Subjects: Post landfill use/ life expectancy/plastic grocery bags
Hello, I am just looking for a little information about landfills and am hoping that someone in your organization can help me out. This is what’s going on here in my region. Some local citizens along with the Sierra Club are pushing for a ban on the plastic grocery bags used by most grocery stores. A local survey found 80% against such a ban and 20% in favor.
Anyway, one of the supposed reasons for such a ban is that the plastic bags do not decompose in a landfill and essentially last forever. My response is–so what? As long as it is in a landfill there are lots of other things that will be there forever also. Isn’t that what a landfill is for?
I am a little familiar with the construction of a modern landfill, a good thick bottom liner, drains for liquids accumulation, gas vents, a good capping method, etc. All the modern stuff I am sure you guys are good at; when I was young, it was just dirt on the bottom and the top.
I am just not sure what is supposed to happen to the contents of the landfill over a period of time after it is closed, 50, 100, 500 years. Maybe you could give me some input. Also, what does society do with a completed landfill to put the area back to use after it is full, covered up and growing grass? Is it ever expected to be drilled or dug into for construction purposes?
I would really appreciate a response from you guys, even though you probably have lots bigger fish to fry.
Thanks for your note, and for your interest in SCS Engineers. Bans on plastic bags and similar strategies such as taxing their use have been adopted by several communities, and the subject is controversial.
Personally, the best argument we’ve heard in support of trying to restrict the use of plastic bags is that the bags too often turn up along highways and waterways in the form of litter. Birds and other wildlife can become ensnared in the bags, and they can remain unsightly for a long time (unlike paper bags).

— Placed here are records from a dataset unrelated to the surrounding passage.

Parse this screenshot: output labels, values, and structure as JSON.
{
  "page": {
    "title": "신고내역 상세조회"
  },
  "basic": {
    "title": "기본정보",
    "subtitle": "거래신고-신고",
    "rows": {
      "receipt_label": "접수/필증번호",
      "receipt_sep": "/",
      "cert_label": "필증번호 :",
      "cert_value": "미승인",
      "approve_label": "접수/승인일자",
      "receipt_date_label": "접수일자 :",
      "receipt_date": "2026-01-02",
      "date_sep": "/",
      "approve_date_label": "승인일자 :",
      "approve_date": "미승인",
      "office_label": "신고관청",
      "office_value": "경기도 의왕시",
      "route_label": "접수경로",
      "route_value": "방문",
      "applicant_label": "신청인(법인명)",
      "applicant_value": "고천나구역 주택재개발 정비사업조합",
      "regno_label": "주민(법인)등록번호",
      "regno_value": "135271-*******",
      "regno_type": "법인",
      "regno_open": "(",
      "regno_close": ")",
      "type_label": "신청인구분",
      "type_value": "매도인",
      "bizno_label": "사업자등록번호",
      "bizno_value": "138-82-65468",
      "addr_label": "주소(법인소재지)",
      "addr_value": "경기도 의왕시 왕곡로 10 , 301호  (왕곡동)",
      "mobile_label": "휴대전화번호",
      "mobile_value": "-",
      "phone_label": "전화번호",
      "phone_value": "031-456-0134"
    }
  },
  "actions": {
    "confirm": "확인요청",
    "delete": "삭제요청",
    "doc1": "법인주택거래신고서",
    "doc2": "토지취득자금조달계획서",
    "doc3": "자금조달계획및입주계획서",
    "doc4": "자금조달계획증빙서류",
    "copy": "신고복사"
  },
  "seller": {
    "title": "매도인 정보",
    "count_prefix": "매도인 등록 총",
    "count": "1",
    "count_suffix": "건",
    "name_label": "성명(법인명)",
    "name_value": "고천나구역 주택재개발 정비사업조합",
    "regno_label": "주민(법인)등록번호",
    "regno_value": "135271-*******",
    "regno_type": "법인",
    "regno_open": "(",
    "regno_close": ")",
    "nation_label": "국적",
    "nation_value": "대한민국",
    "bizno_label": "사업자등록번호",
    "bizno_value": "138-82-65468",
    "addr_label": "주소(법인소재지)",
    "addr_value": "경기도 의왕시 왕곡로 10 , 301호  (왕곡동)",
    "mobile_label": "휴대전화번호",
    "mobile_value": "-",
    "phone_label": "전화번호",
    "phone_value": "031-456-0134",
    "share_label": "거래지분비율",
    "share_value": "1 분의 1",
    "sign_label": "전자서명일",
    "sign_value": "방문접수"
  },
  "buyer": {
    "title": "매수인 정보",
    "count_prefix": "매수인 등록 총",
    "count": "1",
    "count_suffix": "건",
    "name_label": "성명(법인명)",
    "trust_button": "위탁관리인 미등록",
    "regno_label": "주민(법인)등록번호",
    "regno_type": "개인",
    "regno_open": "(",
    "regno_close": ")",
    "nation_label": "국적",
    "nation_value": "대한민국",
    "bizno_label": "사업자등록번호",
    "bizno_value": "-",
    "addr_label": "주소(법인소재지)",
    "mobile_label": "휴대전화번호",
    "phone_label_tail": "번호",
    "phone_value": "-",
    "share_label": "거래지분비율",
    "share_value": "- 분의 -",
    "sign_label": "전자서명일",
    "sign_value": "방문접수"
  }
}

Now to your questions; our general opinion is that our goals for solid waste management are first and foremost to protect human health and the environment. If we can avoid throwing something like a plastic bag away, or if we can reuse the plastic bag for some other purpose, or if we can recycle the plastic bag, those are preferred to disposal.
If the plastic bags need to be disposed of, a modern landfill or solid waste-to-energy facility are safe and environmentally responsible means of disposal. As you say, a plastic bag might linger in a landfill for centuries, but the bags make up a small percentage of the volume of the solid waste disposed of in modern landfills.

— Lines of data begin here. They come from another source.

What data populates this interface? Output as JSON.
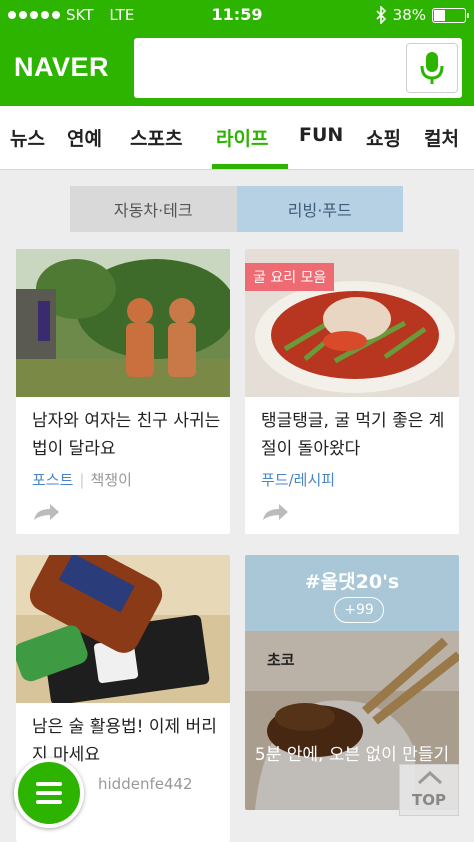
{
  "status_bar": {
    "carrier": "SKT",
    "network": "LTE",
    "time": "11:59",
    "battery": "38%",
    "battery_level": 0.38
  },
  "header": {
    "logo": "NAVER",
    "search_placeholder": ""
  },
  "tabs": [
    {
      "label": "뉴스"
    },
    {
      "label": "연예"
    },
    {
      "label": "스포츠"
    },
    {
      "label": "라이프"
    },
    {
      "label": "FUN"
    },
    {
      "label": "쇼핑"
    },
    {
      "label": "컬처"
    }
  ],
  "active_tab": "라이프",
  "subtabs": [
    {
      "label": "자동차·테크"
    },
    {
      "label": "리빙·푸드"
    }
  ],
  "cards": [
    {
      "title": "남자와 여자는 친구 사귀는 법이 달라요",
      "category": "포스트",
      "author": "책쟁이"
    },
    {
      "badge": "굴 요리 모음",
      "title": "탱글탱글, 굴 먹기 좋은 계절이 돌아왔다",
      "category": "푸드/레시피"
    },
    {
      "title": "남은 술 활용법! 이제 버리지 마세요",
      "author": "hiddenfe442"
    },
    {
      "tag": "#올댓20's",
      "count": "+99",
      "image_label": "초코",
      "caption": "5분 안에, 오븐 없이 만들기"
    }
  ],
  "top_button": "TOP",
  "colors": {
    "brand_green": "#2db400",
    "link_blue": "#4a86c5",
    "subtab_active": "#b7d1e4",
    "badge_pink": "#ef6b73"
  }
}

Eventually, landfills can be redeveloped for other purposes, and many older landfills have been redeveloped. Organic materials in the landfill will decompose over time, but a substantial portion of the disposed waste material will remain, perhaps including small volumes of plastic bags. In my opinion, plastic bags in a landfill do not present a threat to human health or the environment.
Thanks again for contacting SCS Engineers.

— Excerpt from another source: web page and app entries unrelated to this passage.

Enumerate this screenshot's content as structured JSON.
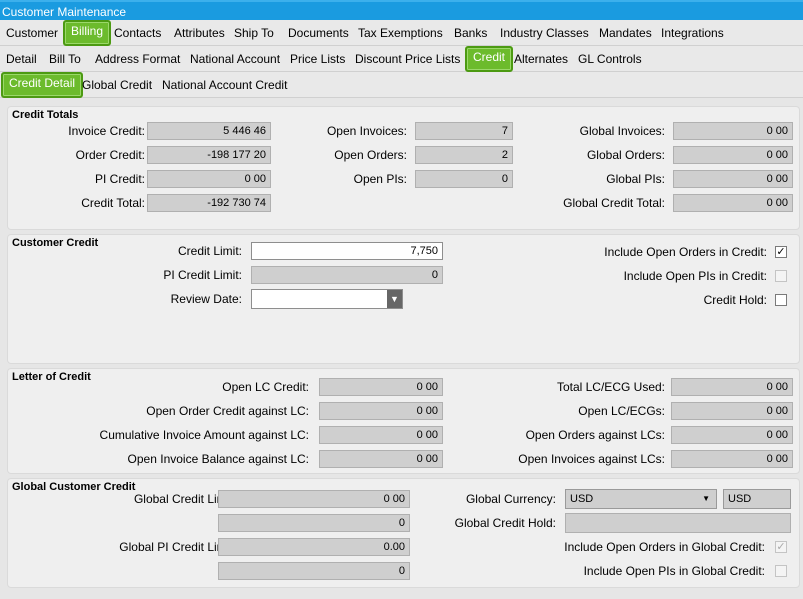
{
  "window": {
    "title": "Customer Maintenance"
  },
  "tabs_main": [
    "Customer",
    "Billing",
    "Contacts",
    "Attributes",
    "Ship To",
    "Documents",
    "Tax Exemptions",
    "Banks",
    "Industry Classes",
    "Mandates",
    "Integrations"
  ],
  "tabs_billing": [
    "Detail",
    "Bill To",
    "Address Format",
    "National Account",
    "Price Lists",
    "Discount Price Lists",
    "Credit",
    "Alternates",
    "GL Controls"
  ],
  "tabs_credit": [
    "Credit Detail",
    "Global Credit",
    "National Account Credit"
  ],
  "credit_totals": {
    "title": "Credit Totals",
    "invoice_credit_label": "Invoice Credit:",
    "invoice_credit": "5 446 46",
    "order_credit_label": "Order Credit:",
    "order_credit": "-198 177 20",
    "pi_credit_label": "PI Credit:",
    "pi_credit": "0 00",
    "credit_total_label": "Credit Total:",
    "credit_total": "-192 730 74",
    "open_invoices_label": "Open Invoices:",
    "open_invoices": "7",
    "open_orders_label": "Open Orders:",
    "open_orders": "2",
    "open_pis_label": "Open PIs:",
    "open_pis": "0",
    "global_invoices_label": "Global Invoices:",
    "global_invoices": "0 00",
    "global_orders_label": "Global Orders:",
    "global_orders": "0 00",
    "global_pis_label": "Global PIs:",
    "global_pis": "0 00",
    "global_credit_total_label": "Global Credit Total:",
    "global_credit_total": "0 00"
  },
  "customer_credit": {
    "title": "Customer Credit",
    "credit_limit_label": "Credit Limit:",
    "credit_limit": "7,750",
    "pi_credit_limit_label": "PI Credit Limit:",
    "pi_credit_limit": "0",
    "review_date_label": "Review Date:",
    "review_date": "",
    "include_open_orders_label": "Include Open Orders in Credit:",
    "include_open_orders": true,
    "include_open_pis_label": "Include Open PIs in Credit:",
    "include_open_pis": false,
    "credit_hold_label": "Credit Hold:",
    "credit_hold": false
  },
  "letter_of_credit": {
    "title": "Letter of Credit",
    "open_lc_credit_label": "Open LC Credit:",
    "open_lc_credit": "0 00",
    "open_order_credit_label": "Open Order Credit against LC:",
    "open_order_credit": "0 00",
    "cumulative_invoice_label": "Cumulative Invoice Amount against LC:",
    "cumulative_invoice": "0 00",
    "open_invoice_balance_label": "Open Invoice Balance against LC:",
    "open_invoice_balance": "0 00",
    "total_lc_ecg_label": "Total LC/ECG Used:",
    "total_lc_ecg": "0 00",
    "open_lc_ecgs_label": "Open LC/ECGs:",
    "open_lc_ecgs": "0 00",
    "open_orders_lcs_label": "Open Orders against LCs:",
    "open_orders_lcs": "0 00",
    "open_invoices_lcs_label": "Open Invoices against LCs:",
    "open_invoices_lcs": "0 00"
  },
  "global_customer_credit": {
    "title": "Global Customer Credit",
    "global_credit_limit_label": "Global Credit Limit:",
    "global_credit_limit": "0 00",
    "global_credit_limit_2": "0",
    "global_pi_credit_limit_label": "Global PI Credit Limit:",
    "global_pi_credit_limit": "0.00",
    "global_pi_credit_limit_2": "0",
    "global_currency_label": "Global Currency:",
    "global_currency": "USD",
    "global_currency_code": "USD",
    "global_credit_hold_label": "Global Credit Hold:",
    "global_credit_hold": "",
    "include_open_orders_global_label": "Include Open Orders in Global Credit:",
    "include_open_orders_global": true,
    "include_open_pis_global_label": "Include Open PIs in Global Credit:",
    "include_open_pis_global": false
  }
}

Additional Information and Resources:
The Washington Post has had several articles and blog postings on the subject over the last few years: